» **The problem**
Faithfully repeat all of the records, as they are written below.

----

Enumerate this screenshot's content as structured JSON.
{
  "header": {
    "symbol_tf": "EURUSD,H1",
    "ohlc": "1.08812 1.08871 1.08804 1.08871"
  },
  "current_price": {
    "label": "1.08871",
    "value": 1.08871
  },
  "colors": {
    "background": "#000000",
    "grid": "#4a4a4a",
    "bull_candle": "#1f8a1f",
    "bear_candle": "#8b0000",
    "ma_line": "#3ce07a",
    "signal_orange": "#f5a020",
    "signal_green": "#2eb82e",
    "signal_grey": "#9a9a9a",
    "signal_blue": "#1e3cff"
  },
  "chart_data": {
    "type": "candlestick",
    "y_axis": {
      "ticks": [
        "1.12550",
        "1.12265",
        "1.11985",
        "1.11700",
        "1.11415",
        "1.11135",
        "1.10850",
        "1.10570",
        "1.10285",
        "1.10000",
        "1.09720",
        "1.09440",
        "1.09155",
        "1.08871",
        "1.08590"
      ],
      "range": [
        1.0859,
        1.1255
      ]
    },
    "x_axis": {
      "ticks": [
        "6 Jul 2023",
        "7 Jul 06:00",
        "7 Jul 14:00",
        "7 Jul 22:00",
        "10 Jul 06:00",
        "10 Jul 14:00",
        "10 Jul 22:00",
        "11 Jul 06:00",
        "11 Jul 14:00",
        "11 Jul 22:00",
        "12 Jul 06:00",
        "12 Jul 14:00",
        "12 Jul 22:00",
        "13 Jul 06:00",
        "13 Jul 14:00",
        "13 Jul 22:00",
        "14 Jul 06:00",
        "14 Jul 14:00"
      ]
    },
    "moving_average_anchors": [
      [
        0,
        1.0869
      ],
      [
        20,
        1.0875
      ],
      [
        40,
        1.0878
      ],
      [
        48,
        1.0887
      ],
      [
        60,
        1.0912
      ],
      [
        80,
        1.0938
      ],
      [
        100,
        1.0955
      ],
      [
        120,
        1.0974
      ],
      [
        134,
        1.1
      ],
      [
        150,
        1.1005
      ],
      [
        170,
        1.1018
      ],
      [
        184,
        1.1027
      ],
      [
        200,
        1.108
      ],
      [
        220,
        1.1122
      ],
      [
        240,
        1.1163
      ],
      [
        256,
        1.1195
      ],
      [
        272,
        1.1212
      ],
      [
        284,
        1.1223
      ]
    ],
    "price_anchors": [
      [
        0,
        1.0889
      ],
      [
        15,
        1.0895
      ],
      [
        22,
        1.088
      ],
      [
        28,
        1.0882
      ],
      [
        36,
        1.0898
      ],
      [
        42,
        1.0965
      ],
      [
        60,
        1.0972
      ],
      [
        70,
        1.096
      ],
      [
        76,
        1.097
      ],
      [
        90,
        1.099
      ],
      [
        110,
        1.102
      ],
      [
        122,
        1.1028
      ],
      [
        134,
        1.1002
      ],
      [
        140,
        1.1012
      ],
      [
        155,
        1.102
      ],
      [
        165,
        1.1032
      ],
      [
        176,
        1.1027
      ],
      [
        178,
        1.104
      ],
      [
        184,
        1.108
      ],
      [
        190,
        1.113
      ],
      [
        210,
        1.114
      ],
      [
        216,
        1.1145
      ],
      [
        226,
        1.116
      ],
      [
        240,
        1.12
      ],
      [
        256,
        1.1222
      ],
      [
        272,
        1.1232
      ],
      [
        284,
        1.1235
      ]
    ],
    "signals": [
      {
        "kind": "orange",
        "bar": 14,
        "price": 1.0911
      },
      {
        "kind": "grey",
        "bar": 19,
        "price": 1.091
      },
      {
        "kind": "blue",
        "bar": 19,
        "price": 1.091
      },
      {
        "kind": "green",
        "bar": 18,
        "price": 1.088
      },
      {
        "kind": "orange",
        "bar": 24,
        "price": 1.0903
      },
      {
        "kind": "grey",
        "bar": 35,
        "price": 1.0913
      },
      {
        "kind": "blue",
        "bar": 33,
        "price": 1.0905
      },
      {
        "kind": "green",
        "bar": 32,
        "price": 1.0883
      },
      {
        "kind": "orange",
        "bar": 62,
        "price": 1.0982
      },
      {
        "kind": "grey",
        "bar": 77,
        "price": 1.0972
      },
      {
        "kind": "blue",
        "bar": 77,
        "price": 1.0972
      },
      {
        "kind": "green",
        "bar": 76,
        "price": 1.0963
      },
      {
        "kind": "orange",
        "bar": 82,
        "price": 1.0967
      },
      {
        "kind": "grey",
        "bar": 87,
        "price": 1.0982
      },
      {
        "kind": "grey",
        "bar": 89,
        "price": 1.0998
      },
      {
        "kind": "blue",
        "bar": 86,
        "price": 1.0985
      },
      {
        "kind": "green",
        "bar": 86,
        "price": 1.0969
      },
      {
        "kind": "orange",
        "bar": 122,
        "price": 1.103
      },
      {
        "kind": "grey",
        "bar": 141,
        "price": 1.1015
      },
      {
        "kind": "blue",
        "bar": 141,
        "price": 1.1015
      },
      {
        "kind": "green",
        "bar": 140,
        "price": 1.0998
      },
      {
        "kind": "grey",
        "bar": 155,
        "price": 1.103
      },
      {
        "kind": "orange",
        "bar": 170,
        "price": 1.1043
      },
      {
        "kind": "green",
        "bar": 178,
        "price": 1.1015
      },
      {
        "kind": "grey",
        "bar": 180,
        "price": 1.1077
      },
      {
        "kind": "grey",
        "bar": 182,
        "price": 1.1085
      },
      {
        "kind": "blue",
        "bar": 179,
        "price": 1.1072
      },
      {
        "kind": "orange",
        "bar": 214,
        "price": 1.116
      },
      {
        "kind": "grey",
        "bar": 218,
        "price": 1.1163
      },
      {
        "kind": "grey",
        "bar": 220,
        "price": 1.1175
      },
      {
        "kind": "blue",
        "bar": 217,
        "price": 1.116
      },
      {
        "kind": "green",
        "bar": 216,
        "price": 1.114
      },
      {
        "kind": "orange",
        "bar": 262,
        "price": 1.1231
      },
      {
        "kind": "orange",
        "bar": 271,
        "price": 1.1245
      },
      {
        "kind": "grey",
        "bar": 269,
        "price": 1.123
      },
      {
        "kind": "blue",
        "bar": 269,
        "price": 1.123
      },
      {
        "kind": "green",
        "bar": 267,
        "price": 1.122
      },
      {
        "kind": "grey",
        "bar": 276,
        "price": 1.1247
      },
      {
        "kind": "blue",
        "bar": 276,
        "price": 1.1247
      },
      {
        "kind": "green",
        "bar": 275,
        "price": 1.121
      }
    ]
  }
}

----

» **Completed task**
Enumerate this screenshot's content as structured JSON.
{
  "header": {
    "symbol_tf": "EURUSD,H1",
    "ohlc": "1.08812 1.08871 1.08804 1.08871"
  },
  "current_price": {
    "label": "1.08871",
    "value": 1.08871
  },
  "colors": {
    "background": "#000000",
    "grid": "#4a4a4a",
    "bull_candle": "#1f8a1f",
    "bear_candle": "#8b0000",
    "ma_line": "#3ce07a",
    "signal_orange": "#f5a020",
    "signal_green": "#2eb82e",
    "signal_grey": "#9a9a9a",
    "signal_blue": "#1e3cff"
  },
  "chart_data": {
    "type": "candlestick",
    "y_axis": {
      "ticks": [
        "1.12550",
        "1.12265",
        "1.11985",
        "1.11700",
        "1.11415",
        "1.11135",
        "1.10850",
        "1.10570",
        "1.10285",
        "1.10000",
        "1.09720",
        "1.09440",
        "1.09155",
        "1.08871",
        "1.08590"
      ],
      "range": [
        1.0859,
        1.1255
      ]
    },
    "x_axis": {
      "ticks": [
        "6 Jul 2023",
        "7 Jul 06:00",
        "7 Jul 14:00",
        "7 Jul 22:00",
        "10 Jul 06:00",
        "10 Jul 14:00",
        "10 Jul 22:00",
        "11 Jul 06:00",
        "11 Jul 14:00",
        "11 Jul 22:00",
        "12 Jul 06:00",
        "12 Jul 14:00",
        "12 Jul 22:00",
        "13 Jul 06:00",
        "13 Jul 14:00",
        "13 Jul 22:00",
        "14 Jul 06:00",
        "14 Jul 14:00"
      ]
    },
    "moving_average_anchors": [
      [
        0,
        1.0869
      ],
      [
        20,
        1.0875
      ],
      [
        40,
        1.0878
      ],
      [
        48,
        1.0887
      ],
      [
        60,
        1.0912
      ],
      [
        80,
        1.0938
      ],
      [
        100,
        1.0955
      ],
      [
        120,
        1.0974
      ],
      [
        134,
        1.1
      ],
      [
        150,
        1.1005
      ],
      [
        170,
        1.1018
      ],
      [
        184,
        1.1027
      ],
      [
        200,
        1.108
      ],
      [
        220,
        1.1122
      ],
      [
        240,
        1.1163
      ],
      [
        256,
        1.1195
      ],
      [
        272,
        1.1212
      ],
      [
        284,
        1.1223
      ]
    ],
    "price_anchors": [
      [
        0,
        1.0889
      ],
      [
        15,
        1.0895
      ],
      [
        22,
        1.088
      ],
      [
        28,
        1.0882
      ],
      [
        36,
        1.0898
      ],
      [
        42,
        1.0965
      ],
      [
        60,
        1.0972
      ],
      [
        70,
        1.096
      ],
      [
        76,
        1.097
      ],
      [
        90,
        1.099
      ],
      [
        110,
        1.102
      ],
      [
        122,
        1.1028
      ],
      [
        134,
        1.1002
      ],
      [
        140,
        1.1012
      ],
      [
        155,
        1.102
      ],
      [
        165,
        1.1032
      ],
      [
        176,
        1.1027
      ],
      [
        178,
        1.104
      ],
      [
        184,
        1.108
      ],
      [
        190,
        1.113
      ],
      [
        210,
        1.114
      ],
      [
        216,
        1.1145
      ],
      [
        226,
        1.116
      ],
      [
        240,
        1.12
      ],
      [
        256,
        1.1222
      ],
      [
        272,
        1.1232
      ],
      [
        284,
        1.1235
      ]
    ],
    "signals": [
      {
        "kind": "orange",
        "bar": 14,
        "price": 1.0911
      },
      {
        "kind": "grey",
        "bar": 19,
        "price": 1.091
      },
      {
        "kind": "blue",
        "bar": 19,
        "price": 1.091
      },
      {
        "kind": "green",
        "bar": 18,
        "price": 1.088
      },
      {
        "kind": "orange",
        "bar": 24,
        "price": 1.0903
      },
      {
        "kind": "grey",
        "bar": 35,
        "price": 1.0913
      },
      {
        "kind": "blue",
        "bar": 33,
        "price": 1.0905
      },
      {
        "kind": "green",
        "bar": 32,
        "price": 1.0883
      },
      {
        "kind": "orange",
        "bar": 62,
        "price": 1.0982
      },
      {
        "kind": "grey",
        "bar": 77,
        "price": 1.0972
      },
      {
        "kind": "blue",
        "bar": 77,
        "price": 1.0972
      },
      {
        "kind": "green",
        "bar": 76,
        "price": 1.0963
      },
      {
        "kind": "orange",
        "bar": 82,
        "price": 1.0967
      },
      {
        "kind": "grey",
        "bar": 87,
        "price": 1.0982
      },
      {
        "kind": "grey",
        "bar": 89,
        "price": 1.0998
      },
      {
        "kind": "blue",
        "bar": 86,
        "price": 1.0985
      },
      {
        "kind": "green",
        "bar": 86,
        "price": 1.0969
      },
      {
        "kind": "orange",
        "bar": 122,
        "price": 1.103
      },
      {
        "kind": "grey",
        "bar": 141,
        "price": 1.1015
      },
      {
        "kind": "blue",
        "bar": 141,
        "price": 1.1015
      },
      {
        "kind": "green",
        "bar": 140,
        "price": 1.0998
      },
      {
        "kind": "grey",
        "bar": 155,
        "price": 1.103
      },
      {
        "kind": "orange",
        "bar": 170,
        "price": 1.1043
      },
      {
        "kind": "green",
        "bar": 178,
        "price": 1.1015
      },
      {
        "kind": "grey",
        "bar": 180,
        "price": 1.1077
      },
      {
        "kind": "grey",
        "bar": 182,
        "price": 1.1085
      },
      {
        "kind": "blue",
        "bar": 179,
        "price": 1.1072
      },
      {
        "kind": "orange",
        "bar": 214,
        "price": 1.116
      },
      {
        "kind": "grey",
        "bar": 218,
        "price": 1.1163
      },
      {
        "kind": "grey",
        "bar": 220,
        "price": 1.1175
      },
      {
        "kind": "blue",
        "bar": 217,
        "price": 1.116
      },
      {
        "kind": "green",
        "bar": 216,
        "price": 1.114
      },
      {
        "kind": "orange",
        "bar": 262,
        "price": 1.1231
      },
      {
        "kind": "orange",
        "bar": 271,
        "price": 1.1245
      },
      {
        "kind": "grey",
        "bar": 269,
        "price": 1.123
      },
      {
        "kind": "blue",
        "bar": 269,
        "price": 1.123
      },
      {
        "kind": "green",
        "bar": 267,
        "price": 1.122
      },
      {
        "kind": "grey",
        "bar": 276,
        "price": 1.1247
      },
      {
        "kind": "blue",
        "bar": 276,
        "price": 1.1247
      },
      {
        "kind": "green",
        "bar": 275,
        "price": 1.121
      }
    ]
  }
}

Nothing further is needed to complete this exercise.